• _INFORMATION PROVIDED_
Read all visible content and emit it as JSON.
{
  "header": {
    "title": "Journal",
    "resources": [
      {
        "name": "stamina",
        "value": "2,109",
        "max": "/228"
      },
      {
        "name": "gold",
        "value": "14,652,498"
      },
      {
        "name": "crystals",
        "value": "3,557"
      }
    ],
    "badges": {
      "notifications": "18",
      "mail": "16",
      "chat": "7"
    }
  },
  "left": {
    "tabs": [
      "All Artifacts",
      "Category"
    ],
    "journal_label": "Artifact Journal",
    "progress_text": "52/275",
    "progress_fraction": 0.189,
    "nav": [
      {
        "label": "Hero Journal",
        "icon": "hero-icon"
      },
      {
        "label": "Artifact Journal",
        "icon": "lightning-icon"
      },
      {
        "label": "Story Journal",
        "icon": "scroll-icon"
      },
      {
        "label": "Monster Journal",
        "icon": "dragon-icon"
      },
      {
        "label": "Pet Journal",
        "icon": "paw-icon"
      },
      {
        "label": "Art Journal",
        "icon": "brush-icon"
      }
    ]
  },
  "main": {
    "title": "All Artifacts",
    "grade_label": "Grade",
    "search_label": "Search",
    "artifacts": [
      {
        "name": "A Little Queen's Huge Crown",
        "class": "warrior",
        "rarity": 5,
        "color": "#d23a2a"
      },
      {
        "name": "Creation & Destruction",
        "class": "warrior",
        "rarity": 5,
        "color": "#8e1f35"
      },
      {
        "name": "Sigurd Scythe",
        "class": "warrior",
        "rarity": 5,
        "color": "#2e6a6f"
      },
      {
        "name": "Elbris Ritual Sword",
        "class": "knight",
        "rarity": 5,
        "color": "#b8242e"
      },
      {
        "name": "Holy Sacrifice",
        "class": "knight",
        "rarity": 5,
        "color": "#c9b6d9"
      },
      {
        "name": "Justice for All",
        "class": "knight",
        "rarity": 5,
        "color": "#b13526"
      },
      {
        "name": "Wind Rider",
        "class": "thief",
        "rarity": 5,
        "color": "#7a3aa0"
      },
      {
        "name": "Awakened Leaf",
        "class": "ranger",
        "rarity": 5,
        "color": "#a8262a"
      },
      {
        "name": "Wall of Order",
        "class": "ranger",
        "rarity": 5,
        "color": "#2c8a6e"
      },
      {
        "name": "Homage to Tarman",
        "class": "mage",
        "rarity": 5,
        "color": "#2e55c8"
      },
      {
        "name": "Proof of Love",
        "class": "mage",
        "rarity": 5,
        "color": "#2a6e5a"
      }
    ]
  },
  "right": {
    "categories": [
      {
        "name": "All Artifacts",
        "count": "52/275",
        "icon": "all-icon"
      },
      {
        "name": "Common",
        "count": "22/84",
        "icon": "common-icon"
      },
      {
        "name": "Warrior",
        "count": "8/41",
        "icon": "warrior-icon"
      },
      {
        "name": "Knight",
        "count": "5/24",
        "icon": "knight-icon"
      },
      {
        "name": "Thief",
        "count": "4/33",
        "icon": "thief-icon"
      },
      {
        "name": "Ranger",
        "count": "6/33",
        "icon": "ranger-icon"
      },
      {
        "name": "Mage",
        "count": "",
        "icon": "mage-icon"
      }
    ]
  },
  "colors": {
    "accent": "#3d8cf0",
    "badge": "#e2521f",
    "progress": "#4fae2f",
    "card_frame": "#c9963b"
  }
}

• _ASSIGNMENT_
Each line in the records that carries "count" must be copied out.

• _RESPONSE TO THE TASK_
        "count": "52/275",
        "count": "22/84",
        "count": "8/41",
        "count": "5/24",
        "count": "4/33",
        "count": "6/33",
        "count": "",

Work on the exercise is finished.